Seton Hall University
is a private Roman Catholic university
in South Orange, New Jersey
, United States
. Founded in 1856 by Archbishop James Roosevelt Bayley
, Seton Hall is the oldest diocesan university in the United States. Seton Hall is also the oldest and largest Catholic university in the State of New Jersey
. The university is known for its programs in business
, and diplomacy
Seton Hall is made up of eight different schools and colleges with an undergraduate enrollment of about 5,200 students and a graduate enrollment of about 4,400. Its School of Law, which is ranked by US News & World Report as one of the top 100 law schools in the nation, has an enrollment of about 1,200 students. For 2009, BusinessWeek's "Colleges with the Biggest Returns" ranked Seton Hall among the top 50 universities in the nation that open doors to the highest salaries. Seton Hall's Stillman School of Business is ranked 56 out of the top 100 undergraduate business schools and #1 in the state of New Jersey according to BusinessWeek.
The Seton Hall College of Medicine and Dentistry was the first school of medicine in the State of New Jersey. The school was acquired by the state in 1965, and is now the New Jersey Medical School, part of the University of Medicine and Dentistry of New Jersey.
Morris "Moe" Berg
(March 2, 1902 – May 29, 1972) was an American catcher
in Major League Baseball
who later served as a spy for the Office of Strategic Services
during World War II
. Although he played 15 seasons in the major leagues, almost entirely for four American League
teams, Berg was never more than an average player, usually used as a backup catcher, and was better known for being "the brainiest guy in baseball" than for anything he accomplished in the game. Casey Stengel

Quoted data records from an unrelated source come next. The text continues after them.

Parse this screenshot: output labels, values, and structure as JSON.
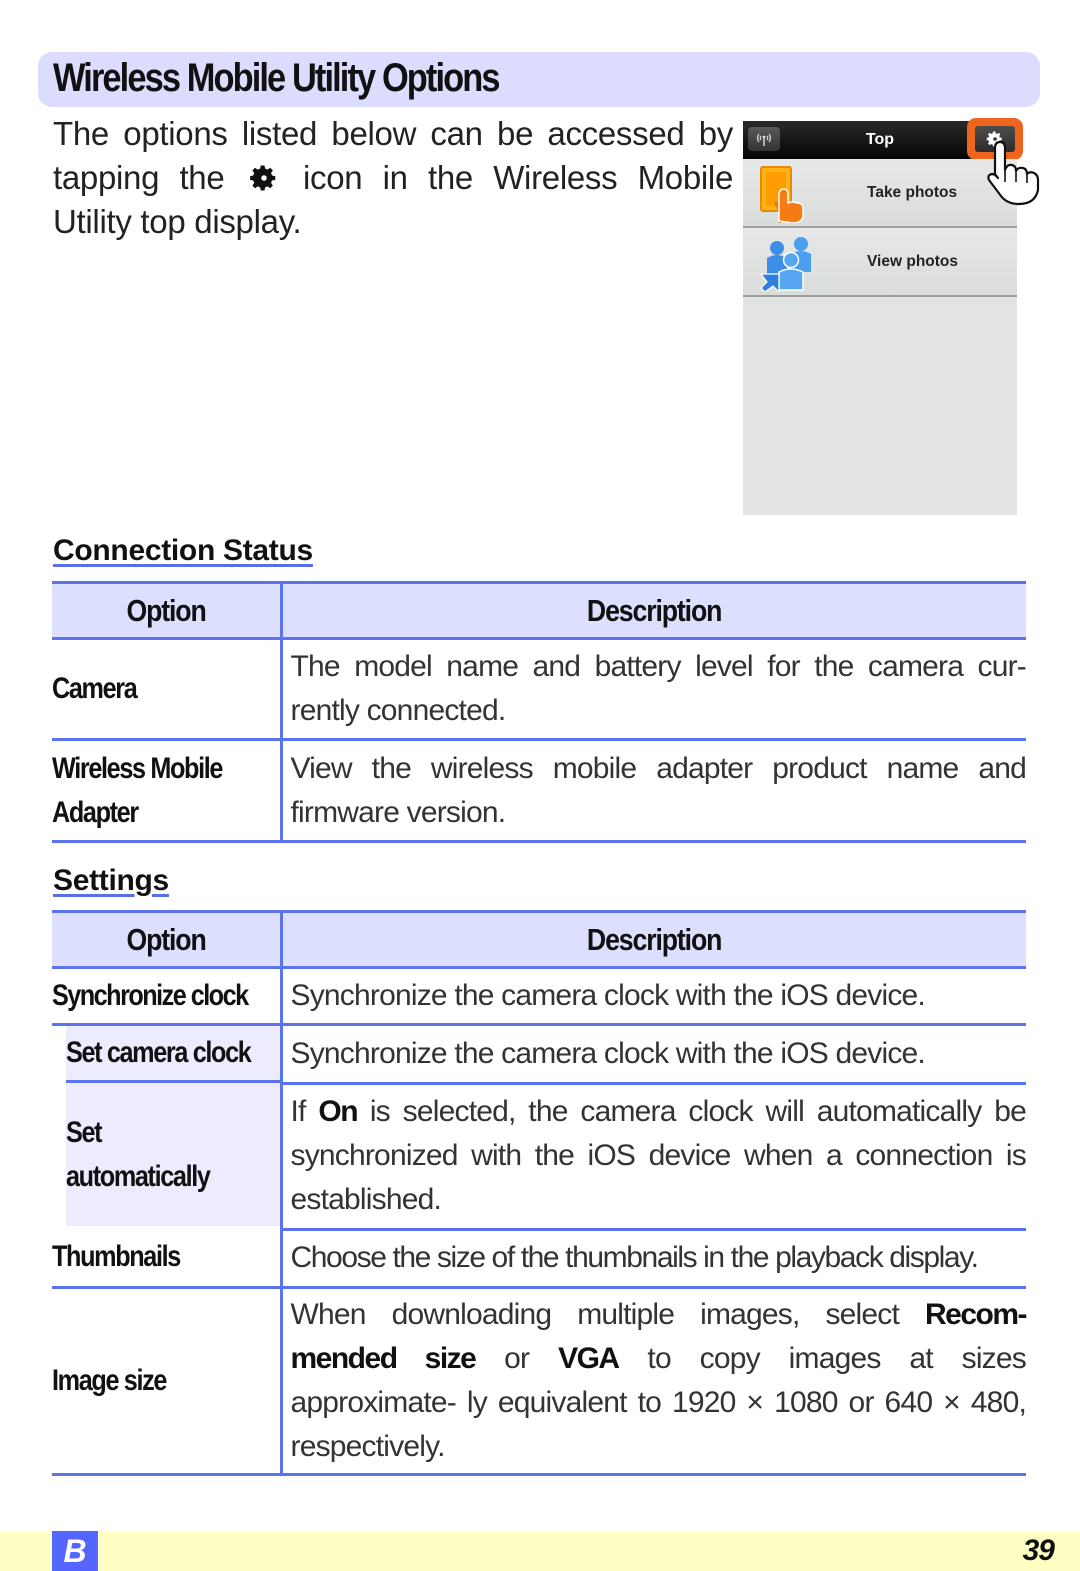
{
  "page": {
    "title": "Wireless Mobile Utility Options",
    "intro": {
      "line1": "The options listed below can be accessed by",
      "line2_before": "tapping the",
      "line2_icon": "gear-icon",
      "line2_after": "icon in the Wireless Mobile",
      "line3": "Utility top display."
    },
    "colors": {
      "title_bar": "#dcdcfe",
      "table_border": "#5b73ef",
      "table_header_bg": "#dcdffe",
      "sub_option_bg": "#ececfe",
      "highlight": "#f0651e",
      "footer_bg": "#ffffc4",
      "chapter_tab": "#5466ff"
    }
  },
  "phone_screen": {
    "nav_title": "Top",
    "left_button_icon": "antenna-icon",
    "right_button_icon": "gear-icon",
    "menu": [
      {
        "label": "Take photos",
        "icon": "take-photos-icon"
      },
      {
        "label": "View photos",
        "icon": "view-photos-icon"
      }
    ]
  },
  "connection_status": {
    "heading": "Connection Status",
    "headers": {
      "option": "Option",
      "description": "Description"
    },
    "rows": [
      {
        "option": "Camera",
        "description": "The model name and battery level for the camera cur- rently connected."
      },
      {
        "option": "Wireless Mobile Adapter",
        "description": "View the wireless mobile adapter product name and firmware version."
      }
    ]
  },
  "settings": {
    "heading": "Settings",
    "headers": {
      "option": "Option",
      "description": "Description"
    },
    "rows": [
      {
        "option": "Synchronize clock",
        "description": "Synchronize the camera clock with the iOS device."
      },
      {
        "option": "Set camera clock",
        "sub": true,
        "description": "Synchronize the camera clock with the iOS device."
      },
      {
        "option": "Set automatically",
        "sub": true,
        "desc_pre": "If",
        "desc_bold": "On",
        "desc_post": "is selected, the camera clock will automatically be synchronized with the iOS device when a connection is established."
      },
      {
        "option": "Thumbnails",
        "description": "Choose the size of the thumbnails in the playback display."
      },
      {
        "option": "Image size",
        "desc_pre": "When downloading multiple images, select",
        "desc_bold1": "Recom- mended size",
        "desc_mid": "or",
        "desc_bold2": "VGA",
        "desc_post": "to copy images at sizes approximate- ly equivalent to 1920 × 1080 or 640 × 480, respectively."
      }
    ]
  },
  "footer": {
    "chapter": "B",
    "page_number": "39"
  }
}
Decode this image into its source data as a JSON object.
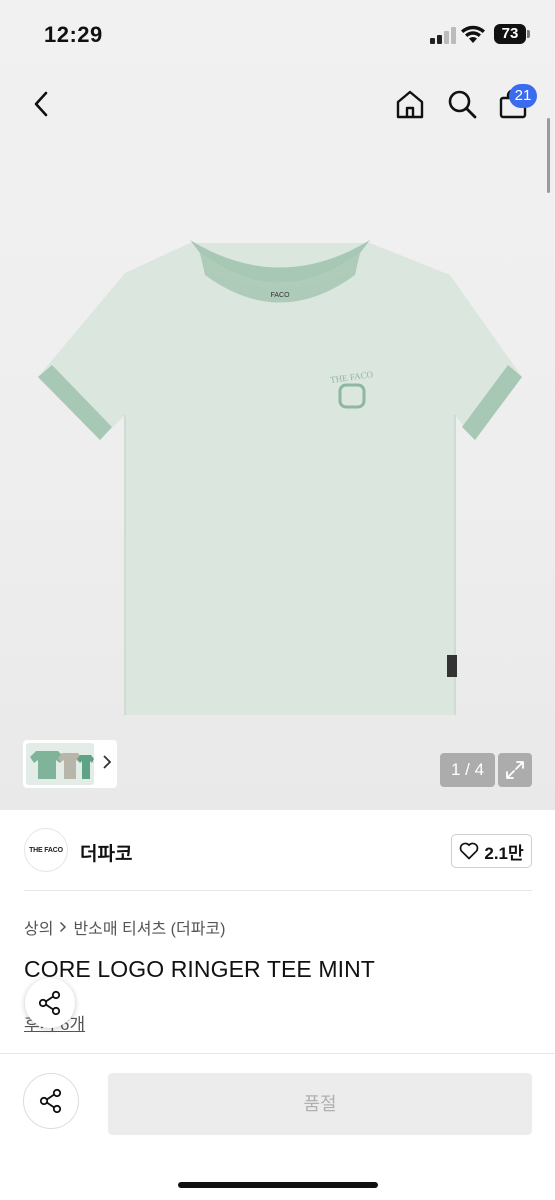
{
  "status_bar": {
    "time": "12:29",
    "battery": "73"
  },
  "nav": {
    "cart_badge": "21"
  },
  "gallery": {
    "counter": "1 / 4",
    "shirt_print_text": "THE FACO",
    "neck_label_text": "FACO"
  },
  "brand": {
    "logo_text": "THE FACO",
    "name": "더파코",
    "likes": "2.1만"
  },
  "breadcrumb": {
    "category": "상의",
    "subcategory": "반소매 티셔츠 (더파코)"
  },
  "product": {
    "title": "CORE LOGO RINGER TEE MINT",
    "review_text": "후기 6개"
  },
  "bottom": {
    "soldout_label": "품절"
  },
  "colors": {
    "shirt_body": "#dbe6de",
    "shirt_trim": "#a7c8b4",
    "badge": "#3b6cf0"
  }
}
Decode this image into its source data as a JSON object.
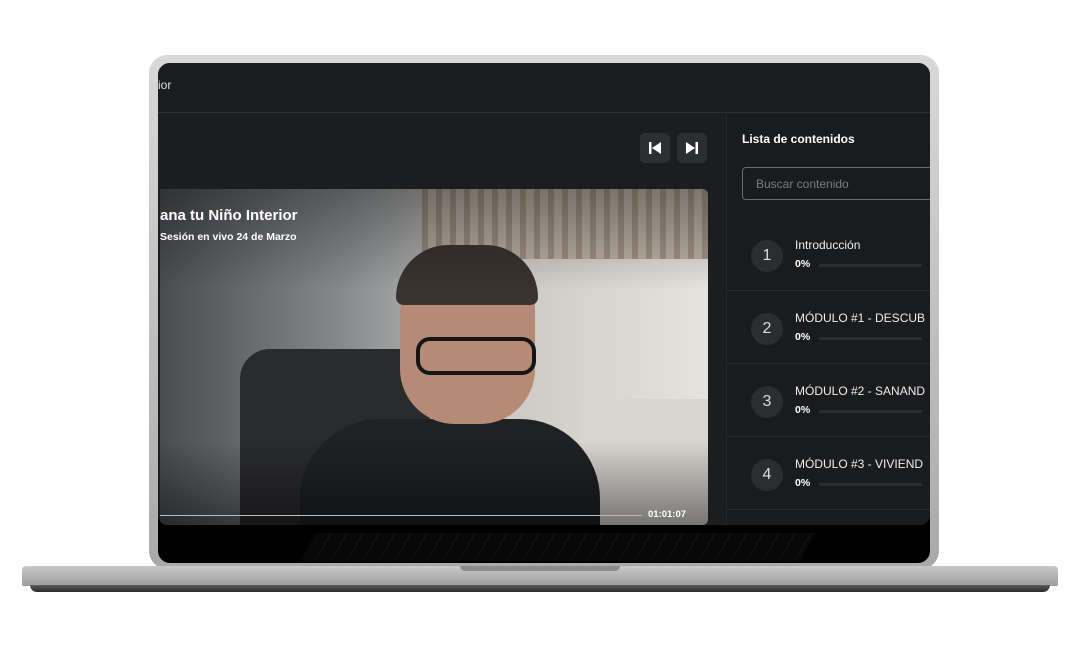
{
  "course": {
    "title_fragment": "ior"
  },
  "player": {
    "video_title": "ana tu Niño Interior",
    "video_subtitle": "Sesión en vivo 24 de Marzo",
    "time": "01:01:07",
    "progress": 0.9
  },
  "sidebar": {
    "title": "Lista de contenidos",
    "search_placeholder": "Buscar contenido",
    "items": [
      {
        "num": "1",
        "name": "Introducción",
        "percent": "0%",
        "progress": 0
      },
      {
        "num": "2",
        "name": "MÓDULO #1 - DESCUB",
        "percent": "0%",
        "progress": 0
      },
      {
        "num": "3",
        "name": "MÓDULO #2 - SANAND",
        "percent": "0%",
        "progress": 0
      },
      {
        "num": "4",
        "name": "MÓDULO #3 - VIVIEND",
        "percent": "0%",
        "progress": 0
      }
    ]
  },
  "icons": {
    "prev": "skip-previous-icon",
    "next": "skip-next-icon"
  }
}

once described Berg as "the strangest man ever to play baseball".
A graduate of Princeton University and Columbia Law School, Berg spoke several languages and regularly read 10 newspapers a day. His reputation was fueled by his successful appearances as a contestant on the radio quiz show Information, Please! in which he answered questions about the derivation of words and names from Greek and Latin, historical events in Europe and the Far East, and ongoing international conferences.
As a spy working for the government of the United States, Berg traveled to Yugoslavia to gather intelligence on resistance groups the U.S. government was considering supporting. He was then sent on a mission to Italy, where he interviewed various physicists concerning the German nuclear program. After the war, Berg was occasionally employed by the OSS's successor, the Central Intelligence Agency, but, by the mid-1950s, was unemployed. He spent the last two decades of his life without work, living with various siblings.